**Your instructions**
Go through the entries and copy each one exactly. Leave none out.

**Exercise data**

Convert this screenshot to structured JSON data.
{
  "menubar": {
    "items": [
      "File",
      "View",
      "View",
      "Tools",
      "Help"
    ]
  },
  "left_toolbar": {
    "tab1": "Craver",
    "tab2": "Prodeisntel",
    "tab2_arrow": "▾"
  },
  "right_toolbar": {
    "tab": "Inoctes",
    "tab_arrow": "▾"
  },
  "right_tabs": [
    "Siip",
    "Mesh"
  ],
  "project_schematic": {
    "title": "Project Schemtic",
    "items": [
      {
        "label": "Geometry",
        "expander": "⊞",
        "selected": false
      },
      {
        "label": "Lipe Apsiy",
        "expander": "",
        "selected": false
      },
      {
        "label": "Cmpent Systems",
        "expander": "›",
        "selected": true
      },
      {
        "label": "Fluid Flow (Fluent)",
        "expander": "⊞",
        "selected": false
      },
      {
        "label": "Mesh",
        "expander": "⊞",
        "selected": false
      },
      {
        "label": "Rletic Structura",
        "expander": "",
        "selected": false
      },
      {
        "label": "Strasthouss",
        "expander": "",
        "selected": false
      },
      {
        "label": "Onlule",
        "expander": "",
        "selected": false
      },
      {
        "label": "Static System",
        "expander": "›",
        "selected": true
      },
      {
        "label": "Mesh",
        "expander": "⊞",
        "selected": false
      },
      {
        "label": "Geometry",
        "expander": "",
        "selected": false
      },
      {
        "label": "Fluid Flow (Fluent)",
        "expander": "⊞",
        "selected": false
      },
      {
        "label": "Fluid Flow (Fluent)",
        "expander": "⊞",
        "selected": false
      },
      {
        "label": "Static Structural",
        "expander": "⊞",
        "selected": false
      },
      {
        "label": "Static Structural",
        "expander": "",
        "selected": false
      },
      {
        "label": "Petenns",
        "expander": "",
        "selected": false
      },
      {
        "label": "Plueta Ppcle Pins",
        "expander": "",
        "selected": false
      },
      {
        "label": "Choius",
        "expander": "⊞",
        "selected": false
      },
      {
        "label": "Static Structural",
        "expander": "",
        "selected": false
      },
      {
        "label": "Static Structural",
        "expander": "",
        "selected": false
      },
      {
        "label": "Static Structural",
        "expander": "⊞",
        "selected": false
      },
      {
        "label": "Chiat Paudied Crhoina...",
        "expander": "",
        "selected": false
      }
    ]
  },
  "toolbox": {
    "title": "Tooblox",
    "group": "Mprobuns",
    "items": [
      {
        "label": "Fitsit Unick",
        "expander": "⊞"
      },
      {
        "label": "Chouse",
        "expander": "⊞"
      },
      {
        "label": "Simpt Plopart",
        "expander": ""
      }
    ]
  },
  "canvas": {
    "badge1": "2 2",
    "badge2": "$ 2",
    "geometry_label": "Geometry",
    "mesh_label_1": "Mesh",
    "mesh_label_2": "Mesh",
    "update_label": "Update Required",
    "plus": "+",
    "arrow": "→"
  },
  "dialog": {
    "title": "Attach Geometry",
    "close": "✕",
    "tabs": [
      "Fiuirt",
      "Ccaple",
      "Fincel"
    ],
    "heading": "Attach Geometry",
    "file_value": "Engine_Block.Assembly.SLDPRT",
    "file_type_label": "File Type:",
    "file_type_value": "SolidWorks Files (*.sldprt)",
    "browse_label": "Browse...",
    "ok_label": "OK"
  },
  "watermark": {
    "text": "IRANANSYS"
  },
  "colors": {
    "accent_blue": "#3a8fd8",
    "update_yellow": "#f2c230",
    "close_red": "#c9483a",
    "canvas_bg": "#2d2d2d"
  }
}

**Solution to this exercise**
Convert this screenshot to structured JSON data.
{
  "menubar": {
    "items": [
      "File",
      "View",
      "View",
      "Tools",
      "Help"
    ]
  },
  "left_toolbar": {
    "tab1": "Craver",
    "tab2": "Prodeisntel",
    "tab2_arrow": "▾"
  },
  "right_toolbar": {
    "tab": "Inoctes",
    "tab_arrow": "▾"
  },
  "right_tabs": [
    "Siip",
    "Mesh"
  ],
  "project_schematic": {
    "title": "Project Schemtic",
    "items": [
      {
        "label": "Geometry",
        "expander": "⊞",
        "selected": false
      },
      {
        "label": "Lipe Apsiy",
        "expander": "",
        "selected": false
      },
      {
        "label": "Cmpent Systems",
        "expander": "›",
        "selected": true
      },
      {
        "label": "Fluid Flow (Fluent)",
        "expander": "⊞",
        "selected": false
      },
      {
        "label": "Mesh",
        "expander": "⊞",
        "selected": false
      },
      {
        "label": "Rletic Structura",
        "expander": "",
        "selected": false
      },
      {
        "label": "Strasthouss",
        "expander": "",
        "selected": false
      },
      {
        "label": "Onlule",
        "expander": "",
        "selected": false
      },
      {
        "label": "Static System",
        "expander": "›",
        "selected": true
      },
      {
        "label": "Mesh",
        "expander": "⊞",
        "selected": false
      },
      {
        "label": "Geometry",
        "expander": "",
        "selected": false
      },
      {
        "label": "Fluid Flow (Fluent)",
        "expander": "⊞",
        "selected": false
      },
      {
        "label": "Fluid Flow (Fluent)",
        "expander": "⊞",
        "selected": false
      },
      {
        "label": "Static Structural",
        "expander": "⊞",
        "selected": false
      },
      {
        "label": "Static Structural",
        "expander": "",
        "selected": false
      },
      {
        "label": "Petenns",
        "expander": "",
        "selected": false
      },
      {
        "label": "Plueta Ppcle Pins",
        "expander": "",
        "selected": false
      },
      {
        "label": "Choius",
        "expander": "⊞",
        "selected": false
      },
      {
        "label": "Static Structural",
        "expander": "",
        "selected": false
      },
      {
        "label": "Static Structural",
        "expander": "",
        "selected": false
      },
      {
        "label": "Static Structural",
        "expander": "⊞",
        "selected": false
      },
      {
        "label": "Chiat Paudied Crhoina...",
        "expander": "",
        "selected": false
      }
    ]
  },
  "toolbox": {
    "title": "Tooblox",
    "group": "Mprobuns",
    "items": [
      {
        "label": "Fitsit Unick",
        "expander": "⊞"
      },
      {
        "label": "Chouse",
        "expander": "⊞"
      },
      {
        "label": "Simpt Plopart",
        "expander": ""
      }
    ]
  },
  "canvas": {
    "badge1": "2 2",
    "badge2": "$ 2",
    "geometry_label": "Geometry",
    "mesh_label_1": "Mesh",
    "mesh_label_2": "Mesh",
    "update_label": "Update Required",
    "plus": "+",
    "arrow": "→"
  },
  "dialog": {
    "title": "Attach Geometry",
    "close": "✕",
    "tabs": [
      "Fiuirt",
      "Ccaple",
      "Fincel"
    ],
    "heading": "Attach Geometry",
    "file_value": "Engine_Block.Assembly.SLDPRT",
    "file_type_label": "File Type:",
    "file_type_value": "SolidWorks Files (*.sldprt)",
    "browse_label": "Browse...",
    "ok_label": "OK"
  },
  "watermark": {
    "text": "IRANANSYS"
  },
  "colors": {
    "accent_blue": "#3a8fd8",
    "update_yellow": "#f2c230",
    "close_red": "#c9483a",
    "canvas_bg": "#2d2d2d"
  }
}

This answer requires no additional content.